** PROBLEM DESCRIPTION **
Look through the records below, and copy out every line that holds the string "bitwarden".

(Entries from a dataset of interfaces)

━━━━━━━━━━

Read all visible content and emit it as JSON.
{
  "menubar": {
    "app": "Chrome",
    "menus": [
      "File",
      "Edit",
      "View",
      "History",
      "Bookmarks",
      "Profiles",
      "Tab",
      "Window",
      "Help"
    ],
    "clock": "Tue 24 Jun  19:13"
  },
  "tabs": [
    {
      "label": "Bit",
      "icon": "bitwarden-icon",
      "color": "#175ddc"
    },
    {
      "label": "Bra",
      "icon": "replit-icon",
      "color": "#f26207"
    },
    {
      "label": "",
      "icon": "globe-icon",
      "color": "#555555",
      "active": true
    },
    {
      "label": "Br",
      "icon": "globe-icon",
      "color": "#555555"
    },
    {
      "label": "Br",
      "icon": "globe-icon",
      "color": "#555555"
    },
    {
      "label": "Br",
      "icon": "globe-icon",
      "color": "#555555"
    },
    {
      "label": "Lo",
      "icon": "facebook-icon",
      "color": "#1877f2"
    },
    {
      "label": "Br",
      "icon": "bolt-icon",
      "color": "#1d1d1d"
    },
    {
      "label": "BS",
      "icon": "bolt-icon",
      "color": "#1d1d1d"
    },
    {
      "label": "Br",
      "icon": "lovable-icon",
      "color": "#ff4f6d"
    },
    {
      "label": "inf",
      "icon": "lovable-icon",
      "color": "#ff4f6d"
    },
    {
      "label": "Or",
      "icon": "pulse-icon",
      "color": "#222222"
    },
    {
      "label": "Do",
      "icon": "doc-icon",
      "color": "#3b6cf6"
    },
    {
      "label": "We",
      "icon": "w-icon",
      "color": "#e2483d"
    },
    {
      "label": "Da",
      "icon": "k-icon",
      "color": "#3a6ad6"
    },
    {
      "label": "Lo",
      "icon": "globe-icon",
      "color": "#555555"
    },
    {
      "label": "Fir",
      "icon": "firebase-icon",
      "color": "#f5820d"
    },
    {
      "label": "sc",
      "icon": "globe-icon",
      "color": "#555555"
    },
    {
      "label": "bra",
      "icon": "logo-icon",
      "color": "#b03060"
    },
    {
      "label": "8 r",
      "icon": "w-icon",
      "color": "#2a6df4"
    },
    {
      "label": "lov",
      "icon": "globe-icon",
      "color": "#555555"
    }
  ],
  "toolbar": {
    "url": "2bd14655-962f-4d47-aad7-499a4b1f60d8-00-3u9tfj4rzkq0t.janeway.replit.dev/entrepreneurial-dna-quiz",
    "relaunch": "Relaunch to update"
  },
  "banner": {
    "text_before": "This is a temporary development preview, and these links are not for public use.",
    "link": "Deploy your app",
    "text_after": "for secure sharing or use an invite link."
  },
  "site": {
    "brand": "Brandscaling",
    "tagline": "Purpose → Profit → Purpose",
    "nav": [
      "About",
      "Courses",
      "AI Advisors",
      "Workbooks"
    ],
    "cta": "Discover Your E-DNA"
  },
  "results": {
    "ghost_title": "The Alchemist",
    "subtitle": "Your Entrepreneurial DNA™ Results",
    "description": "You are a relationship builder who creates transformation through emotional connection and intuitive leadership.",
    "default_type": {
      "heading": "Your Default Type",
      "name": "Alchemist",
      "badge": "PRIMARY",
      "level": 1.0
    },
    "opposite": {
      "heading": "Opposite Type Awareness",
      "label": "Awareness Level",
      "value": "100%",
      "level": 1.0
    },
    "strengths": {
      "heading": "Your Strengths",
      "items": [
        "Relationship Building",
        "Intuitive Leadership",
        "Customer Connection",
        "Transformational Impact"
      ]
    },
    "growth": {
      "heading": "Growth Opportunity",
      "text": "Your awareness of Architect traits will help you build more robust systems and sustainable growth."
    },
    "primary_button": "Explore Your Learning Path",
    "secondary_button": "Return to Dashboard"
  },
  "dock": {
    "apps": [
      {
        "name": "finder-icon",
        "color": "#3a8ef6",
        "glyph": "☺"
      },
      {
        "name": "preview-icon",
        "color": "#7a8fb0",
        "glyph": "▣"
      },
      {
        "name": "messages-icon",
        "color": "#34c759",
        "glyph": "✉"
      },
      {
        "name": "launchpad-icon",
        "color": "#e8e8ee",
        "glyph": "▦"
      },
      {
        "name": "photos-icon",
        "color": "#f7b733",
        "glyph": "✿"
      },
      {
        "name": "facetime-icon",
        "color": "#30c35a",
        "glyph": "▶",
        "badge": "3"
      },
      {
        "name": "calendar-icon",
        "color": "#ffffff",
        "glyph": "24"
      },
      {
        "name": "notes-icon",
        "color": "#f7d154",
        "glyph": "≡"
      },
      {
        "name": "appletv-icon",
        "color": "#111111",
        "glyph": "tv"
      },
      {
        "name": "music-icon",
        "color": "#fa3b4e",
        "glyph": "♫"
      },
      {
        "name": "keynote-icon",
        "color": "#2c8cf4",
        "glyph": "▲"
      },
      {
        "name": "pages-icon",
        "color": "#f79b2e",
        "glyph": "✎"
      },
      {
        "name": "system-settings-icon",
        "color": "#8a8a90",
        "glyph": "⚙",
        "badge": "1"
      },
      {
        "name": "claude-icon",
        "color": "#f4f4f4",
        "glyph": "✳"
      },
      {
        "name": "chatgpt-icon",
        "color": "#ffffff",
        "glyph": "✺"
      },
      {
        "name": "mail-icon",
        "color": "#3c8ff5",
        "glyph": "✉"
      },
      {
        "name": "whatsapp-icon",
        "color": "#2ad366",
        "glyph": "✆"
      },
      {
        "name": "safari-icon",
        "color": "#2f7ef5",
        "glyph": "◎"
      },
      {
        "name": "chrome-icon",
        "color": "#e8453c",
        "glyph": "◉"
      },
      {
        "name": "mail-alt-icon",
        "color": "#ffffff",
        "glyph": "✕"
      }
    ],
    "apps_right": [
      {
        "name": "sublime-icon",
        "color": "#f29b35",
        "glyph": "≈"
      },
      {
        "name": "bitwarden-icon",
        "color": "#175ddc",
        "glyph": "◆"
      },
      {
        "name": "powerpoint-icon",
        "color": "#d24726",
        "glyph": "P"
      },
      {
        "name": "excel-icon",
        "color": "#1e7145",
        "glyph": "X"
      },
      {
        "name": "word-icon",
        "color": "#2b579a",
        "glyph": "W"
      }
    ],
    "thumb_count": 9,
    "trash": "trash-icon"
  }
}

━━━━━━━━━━

** REPLY TO THE TASK **
      "icon": "bitwarden-icon",
        "name": "bitwarden-icon",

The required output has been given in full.